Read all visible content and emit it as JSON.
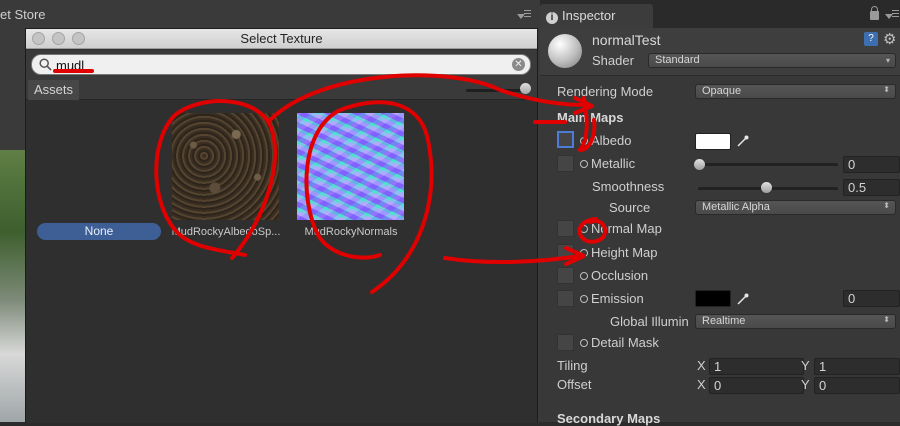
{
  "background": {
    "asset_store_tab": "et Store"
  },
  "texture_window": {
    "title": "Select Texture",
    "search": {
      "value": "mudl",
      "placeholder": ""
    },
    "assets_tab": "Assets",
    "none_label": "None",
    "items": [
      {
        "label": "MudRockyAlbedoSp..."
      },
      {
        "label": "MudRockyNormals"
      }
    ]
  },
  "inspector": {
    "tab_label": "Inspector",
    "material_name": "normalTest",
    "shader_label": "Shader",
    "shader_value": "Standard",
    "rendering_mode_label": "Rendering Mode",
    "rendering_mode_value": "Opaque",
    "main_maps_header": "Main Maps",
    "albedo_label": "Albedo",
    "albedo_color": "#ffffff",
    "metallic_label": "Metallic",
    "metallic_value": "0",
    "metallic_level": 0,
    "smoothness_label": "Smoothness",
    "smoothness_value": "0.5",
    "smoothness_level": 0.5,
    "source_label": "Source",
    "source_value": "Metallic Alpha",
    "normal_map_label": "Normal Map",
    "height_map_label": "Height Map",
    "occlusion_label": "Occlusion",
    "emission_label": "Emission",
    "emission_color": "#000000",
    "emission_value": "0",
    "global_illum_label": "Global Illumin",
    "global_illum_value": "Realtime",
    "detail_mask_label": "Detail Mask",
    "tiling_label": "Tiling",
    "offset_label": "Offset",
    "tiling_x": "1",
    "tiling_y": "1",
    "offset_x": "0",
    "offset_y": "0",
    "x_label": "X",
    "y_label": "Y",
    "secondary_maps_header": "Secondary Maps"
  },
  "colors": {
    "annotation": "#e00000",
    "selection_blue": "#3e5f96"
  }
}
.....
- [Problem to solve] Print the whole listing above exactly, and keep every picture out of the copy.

- [Exercise solution]
Read all visible content and emit it as JSON.
{
  "background": {
    "asset_store_tab": "et Store"
  },
  "texture_window": {
    "title": "Select Texture",
    "search": {
      "value": "mudl",
      "placeholder": ""
    },
    "assets_tab": "Assets",
    "none_label": "None",
    "items": [
      {
        "label": "MudRockyAlbedoSp..."
      },
      {
        "label": "MudRockyNormals"
      }
    ]
  },
  "inspector": {
    "tab_label": "Inspector",
    "material_name": "normalTest",
    "shader_label": "Shader",
    "shader_value": "Standard",
    "rendering_mode_label": "Rendering Mode",
    "rendering_mode_value": "Opaque",
    "main_maps_header": "Main Maps",
    "albedo_label": "Albedo",
    "albedo_color": "#ffffff",
    "metallic_label": "Metallic",
    "metallic_value": "0",
    "metallic_level": 0,
    "smoothness_label": "Smoothness",
    "smoothness_value": "0.5",
    "smoothness_level": 0.5,
    "source_label": "Source",
    "source_value": "Metallic Alpha",
    "normal_map_label": "Normal Map",
    "height_map_label": "Height Map",
    "occlusion_label": "Occlusion",
    "emission_label": "Emission",
    "emission_color": "#000000",
    "emission_value": "0",
    "global_illum_label": "Global Illumin",
    "global_illum_value": "Realtime",
    "detail_mask_label": "Detail Mask",
    "tiling_label": "Tiling",
    "offset_label": "Offset",
    "tiling_x": "1",
    "tiling_y": "1",
    "offset_x": "0",
    "offset_y": "0",
    "x_label": "X",
    "y_label": "Y",
    "secondary_maps_header": "Secondary Maps"
  },
  "colors": {
    "annotation": "#e00000",
    "selection_blue": "#3e5f96"
  }
}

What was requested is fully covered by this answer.